Following this session, Andrew Russell (Assistant Professor, History; Program Director, Science and Technology Studies) moderated a panel of papers exclusively devoted to the genre of Steampunk literature. The panelists delivered papers regarding various representations and meanings of steampunk and they pointed to larger social implications of the genre. All panelists mentioned The Difference Engine by William Gibson and Bruce Sterling (1989) as a key Steampunk text, including Lee Vinsel (Assistant Professor, Science and Technology Studies), who presented a lively paper on the novel entitled, “Why were Two 30-to-40 Something Science Fiction Writers Dreaming About a ‘Victorian Internet’ in 1989?”.

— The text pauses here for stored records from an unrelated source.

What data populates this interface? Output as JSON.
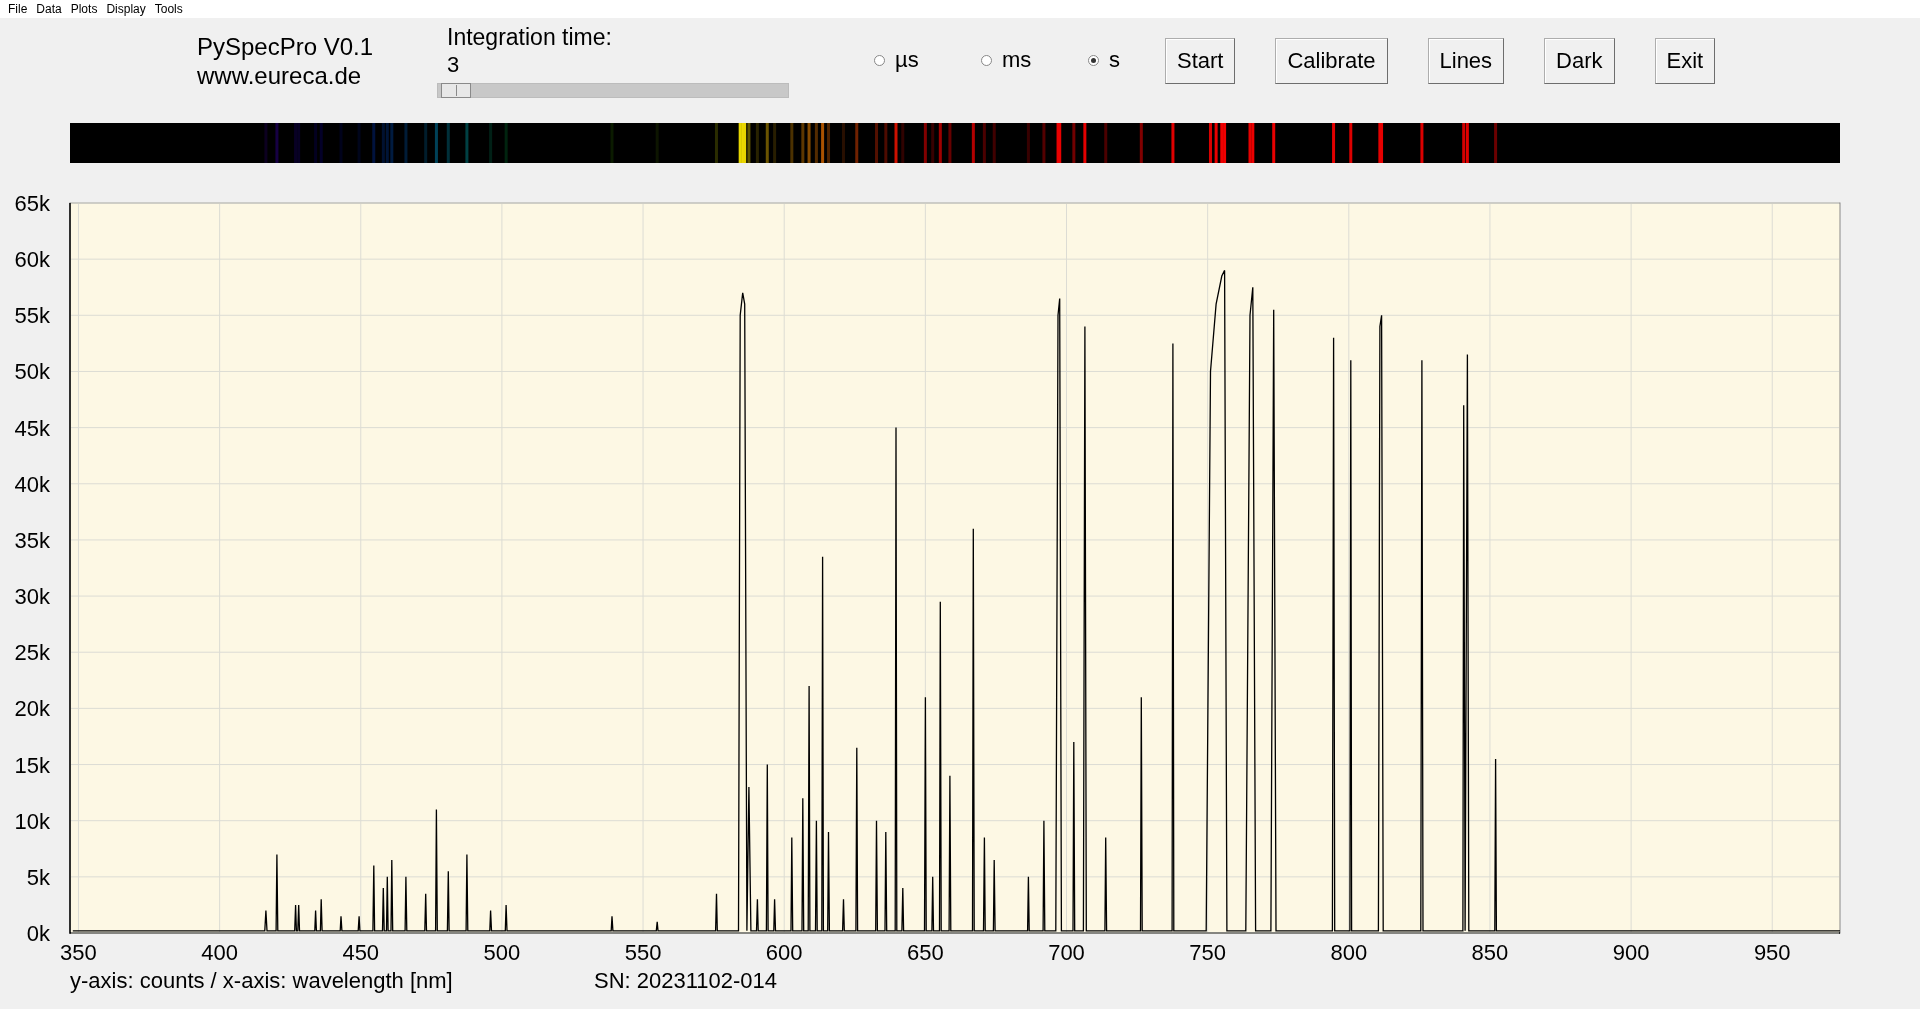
{
  "menu": [
    {
      "label": "File"
    },
    {
      "label": "Data"
    },
    {
      "label": "Plots"
    },
    {
      "label": "Display"
    },
    {
      "label": "Tools"
    }
  ],
  "app": {
    "title": "PySpecPro V0.1",
    "url": "www.eureca.de"
  },
  "integration": {
    "label": "Integration time:",
    "value": "3",
    "level": 0.01
  },
  "units": [
    {
      "label": "µs",
      "selected": false
    },
    {
      "label": "ms",
      "selected": false
    },
    {
      "label": "s",
      "selected": true
    }
  ],
  "buttons": [
    {
      "label": "Start"
    },
    {
      "label": "Calibrate"
    },
    {
      "label": "Lines"
    },
    {
      "label": "Dark"
    },
    {
      "label": "Exit"
    }
  ],
  "chart_data": {
    "type": "line",
    "grid": true,
    "xlim": [
      347,
      974
    ],
    "ylim": [
      0,
      65000
    ],
    "xticks": [
      350,
      400,
      450,
      500,
      550,
      600,
      650,
      700,
      750,
      800,
      850,
      900,
      950
    ],
    "yticks": [
      {
        "value": 0,
        "label": "0k"
      },
      {
        "value": 5000,
        "label": "5k"
      },
      {
        "value": 10000,
        "label": "10k"
      },
      {
        "value": 15000,
        "label": "15k"
      },
      {
        "value": 20000,
        "label": "20k"
      },
      {
        "value": 25000,
        "label": "25k"
      },
      {
        "value": 30000,
        "label": "30k"
      },
      {
        "value": 35000,
        "label": "35k"
      },
      {
        "value": 40000,
        "label": "40k"
      },
      {
        "value": 45000,
        "label": "45k"
      },
      {
        "value": 50000,
        "label": "50k"
      },
      {
        "value": 55000,
        "label": "55k"
      },
      {
        "value": 60000,
        "label": "60k"
      },
      {
        "value": 65000,
        "label": "65k"
      }
    ],
    "x": [
      348,
      416,
      416.4,
      416.8,
      420,
      420.3,
      420.6,
      426.6,
      426.9,
      427.2,
      427.7,
      428,
      428.3,
      433.7,
      434,
      434.3,
      435.7,
      436,
      436.3,
      442.7,
      443,
      443.3,
      449.1,
      449.4,
      449.7,
      454.3,
      454.6,
      454.9,
      457.7,
      458,
      458.3,
      459.1,
      459.4,
      459.7,
      460.7,
      461,
      461.3,
      465.7,
      466,
      466.3,
      472.7,
      473,
      473.3,
      476.5,
      476.8,
      477.1,
      480.7,
      481,
      481.3,
      487.3,
      487.6,
      487.9,
      495.7,
      496,
      496.3,
      501.2,
      501.5,
      501.8,
      538.7,
      539,
      539.3,
      554.7,
      555,
      555.3,
      575.7,
      576,
      576.3,
      583.8,
      584.4,
      585.3,
      586,
      586.8,
      587.5,
      588.2,
      590.2,
      590.5,
      590.8,
      593.7,
      594,
      594.3,
      596.3,
      596.6,
      596.9,
      602.4,
      602.7,
      603,
      606.3,
      606.6,
      606.9,
      608.5,
      608.8,
      609.1,
      611.1,
      611.4,
      611.7,
      613.3,
      613.6,
      613.9,
      615.4,
      615.7,
      616,
      620.7,
      621,
      621.3,
      625.4,
      625.7,
      626,
      632.4,
      632.7,
      633,
      635.7,
      636,
      636.3,
      639.3,
      639.6,
      639.9,
      641.7,
      642,
      642.3,
      649.7,
      650,
      650.3,
      652.3,
      652.6,
      652.9,
      655,
      655.3,
      655.6,
      658.4,
      658.7,
      659,
      666.7,
      667,
      667.3,
      670.6,
      670.9,
      671.2,
      674.1,
      674.4,
      674.7,
      686.2,
      686.5,
      686.8,
      691.7,
      692,
      692.3,
      696.2,
      697,
      697.6,
      698.2,
      702.3,
      702.6,
      702.9,
      706,
      706.5,
      707,
      713.6,
      713.9,
      714.2,
      726.2,
      726.5,
      726.8,
      737.4,
      737.7,
      738,
      749.5,
      751,
      753,
      755,
      756,
      756.8,
      763.5,
      765,
      766,
      767,
      772.4,
      773.4,
      774.2,
      794.2,
      794.6,
      795,
      800.4,
      800.7,
      801,
      810.5,
      811,
      811.6,
      812.2,
      825.5,
      825.9,
      826.3,
      840.4,
      840.7,
      841.2,
      842,
      842.5,
      851.7,
      852,
      852.3,
      974
    ],
    "series": [
      {
        "color": "#000000",
        "values": [
          200,
          200,
          2000,
          200,
          200,
          7000,
          200,
          200,
          2500,
          200,
          200,
          2500,
          200,
          200,
          2000,
          200,
          200,
          3000,
          200,
          200,
          1500,
          200,
          200,
          1500,
          200,
          200,
          6000,
          200,
          200,
          4000,
          200,
          200,
          5000,
          200,
          200,
          6500,
          200,
          200,
          5000,
          200,
          200,
          3500,
          200,
          200,
          11000,
          200,
          200,
          5500,
          200,
          200,
          7000,
          200,
          200,
          2000,
          200,
          200,
          2500,
          200,
          200,
          1500,
          200,
          200,
          1000,
          200,
          200,
          3500,
          200,
          200,
          55000,
          57000,
          56000,
          200,
          13000,
          200,
          200,
          3000,
          200,
          200,
          15000,
          200,
          200,
          3000,
          200,
          200,
          8500,
          200,
          200,
          12000,
          200,
          200,
          22000,
          200,
          200,
          10000,
          200,
          200,
          33500,
          200,
          200,
          9000,
          200,
          200,
          3000,
          200,
          200,
          16500,
          200,
          200,
          10000,
          200,
          200,
          9000,
          200,
          200,
          45000,
          200,
          200,
          4000,
          200,
          200,
          21000,
          200,
          200,
          5000,
          200,
          200,
          29500,
          200,
          200,
          14000,
          200,
          200,
          36000,
          200,
          200,
          8500,
          200,
          200,
          6500,
          200,
          200,
          5000,
          200,
          200,
          10000,
          200,
          200,
          55000,
          56500,
          200,
          200,
          17000,
          200,
          200,
          54000,
          200,
          200,
          8500,
          200,
          200,
          21000,
          200,
          200,
          52500,
          200,
          200,
          50000,
          56000,
          58500,
          59000,
          200,
          200,
          55000,
          57500,
          200,
          200,
          55500,
          200,
          200,
          53000,
          200,
          200,
          51000,
          200,
          200,
          54000,
          55000,
          200,
          200,
          51000,
          200,
          200,
          47000,
          200,
          51500,
          200,
          200,
          15500,
          200,
          200
        ]
      }
    ]
  },
  "footer": {
    "axes_note": "y-axis: counts / x-axis: wavelength [nm]",
    "serial": "SN: 20231102-014"
  }
}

The Plenary Lecture was delivered by Dr. Tom Misa, Director of the Charles Babbage Institute and Professor of History and the University of Minnesota. Professor Misa offered conference attendees a unique glimpse into the world of collaboration between Charles Babbage and Ada Lovelace in the composition of what has been frequently called the first computer program. Following the plenary lecture, a session celebrating Ada-inspired arts was moderated by Jeff Thompson (Program Director, Visual Arts and Technology) and included a roundtable conversation featuring Sydney Padua, creator of the popular webcomic 2D Goggles. The final session of conference panels was moderated by Anthony Pennino (Assistant Professor, Literature; Theater and Technology) and featured aspects of Ada in the literary world, including her friendship with Charles Dickens and other authors.

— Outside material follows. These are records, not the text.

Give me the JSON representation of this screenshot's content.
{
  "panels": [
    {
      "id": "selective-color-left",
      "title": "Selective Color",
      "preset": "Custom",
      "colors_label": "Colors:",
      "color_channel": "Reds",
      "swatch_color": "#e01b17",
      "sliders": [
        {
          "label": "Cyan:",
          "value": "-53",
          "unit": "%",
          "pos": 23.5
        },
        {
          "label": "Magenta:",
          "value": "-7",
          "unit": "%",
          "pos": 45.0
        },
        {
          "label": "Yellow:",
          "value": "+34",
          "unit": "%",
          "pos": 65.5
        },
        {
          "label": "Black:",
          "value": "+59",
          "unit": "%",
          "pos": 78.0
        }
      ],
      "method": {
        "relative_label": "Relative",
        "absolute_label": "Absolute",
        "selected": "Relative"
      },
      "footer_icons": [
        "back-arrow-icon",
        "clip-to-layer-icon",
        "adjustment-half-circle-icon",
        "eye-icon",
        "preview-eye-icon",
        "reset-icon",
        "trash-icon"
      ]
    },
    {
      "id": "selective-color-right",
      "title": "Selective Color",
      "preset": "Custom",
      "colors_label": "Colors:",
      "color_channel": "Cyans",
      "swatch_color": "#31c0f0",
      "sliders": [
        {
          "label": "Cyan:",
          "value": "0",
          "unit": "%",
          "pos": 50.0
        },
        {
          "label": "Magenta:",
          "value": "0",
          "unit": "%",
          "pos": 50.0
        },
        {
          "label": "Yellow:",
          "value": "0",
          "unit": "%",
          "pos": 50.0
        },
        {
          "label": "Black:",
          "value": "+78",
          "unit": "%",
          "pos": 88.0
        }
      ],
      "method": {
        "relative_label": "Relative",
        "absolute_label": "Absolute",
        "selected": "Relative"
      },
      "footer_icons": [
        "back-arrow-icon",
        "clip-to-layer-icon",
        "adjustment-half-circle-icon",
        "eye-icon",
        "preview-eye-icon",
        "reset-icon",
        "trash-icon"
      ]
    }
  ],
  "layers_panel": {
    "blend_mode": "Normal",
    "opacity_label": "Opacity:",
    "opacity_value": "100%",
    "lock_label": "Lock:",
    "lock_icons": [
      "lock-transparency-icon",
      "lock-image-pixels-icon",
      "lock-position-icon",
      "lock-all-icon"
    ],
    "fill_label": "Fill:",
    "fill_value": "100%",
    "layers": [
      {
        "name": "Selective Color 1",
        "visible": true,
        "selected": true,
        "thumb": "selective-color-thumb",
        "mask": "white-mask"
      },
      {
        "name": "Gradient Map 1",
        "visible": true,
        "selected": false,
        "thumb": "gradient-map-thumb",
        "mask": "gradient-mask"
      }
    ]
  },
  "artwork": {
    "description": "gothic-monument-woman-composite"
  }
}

Keynote speaker Valerie Aurora, Executive Director and co-founder of the Ada Lovelace Initiative, a non-profit collective founded in 2011 to promote women in open technology and culture, delivered a lecture entitled “Rebooting the Ada Lovelace Mythos”. The keynote address, which was also part of the Provost’s Lecture Series on Women in Leadership, highlighted the importance of Ada Lovelace to the computing industry as well as the study of humanities. Aurora examined the representations of Lovelace by biographers and historians of science from the Victorian era to the near present. She suggested that the time is ripe for us in the present to create a new narrative about Ada Lovelace and the audience was invited to participate in this process. She then called for a detailed history of all Victorian female mathematicians to understand the strong connection between women and computing.
About Stevens Institute of Technology
Stevens Institute of Technology, The Innovation University®, is a premier, private research university situated in Hoboken, N.J. overlooking the Manhattan skyline. Founded in 1870, technological innovation has been the hallmark and legacy of Stevens’ education and research programs for more than 140 years. Within the university’s three schools and one college, more than 6,100 undergraduate and graduate students collaborate with more than 350 faculty members in an interdisciplinary, student-centric, entrepreneurial environment to advance the frontiers of science and leverage technology to confront global challenges. Stevens is home to three national research centers of excellence, as well as joint research programs focused on critical industries such as healthcare, energy, finance, defense and STEM education and coastal sustainability. The university is consistently ranked among the nation’s elite for return on investment for students, career services programs and mid-career salaries of alumni. Stevens is in the midst of a 10-year strategic plan, The Future. Ours to Create., designed to further extend the Stevens legacy to create a forward-looking and far-reaching institution with global impact.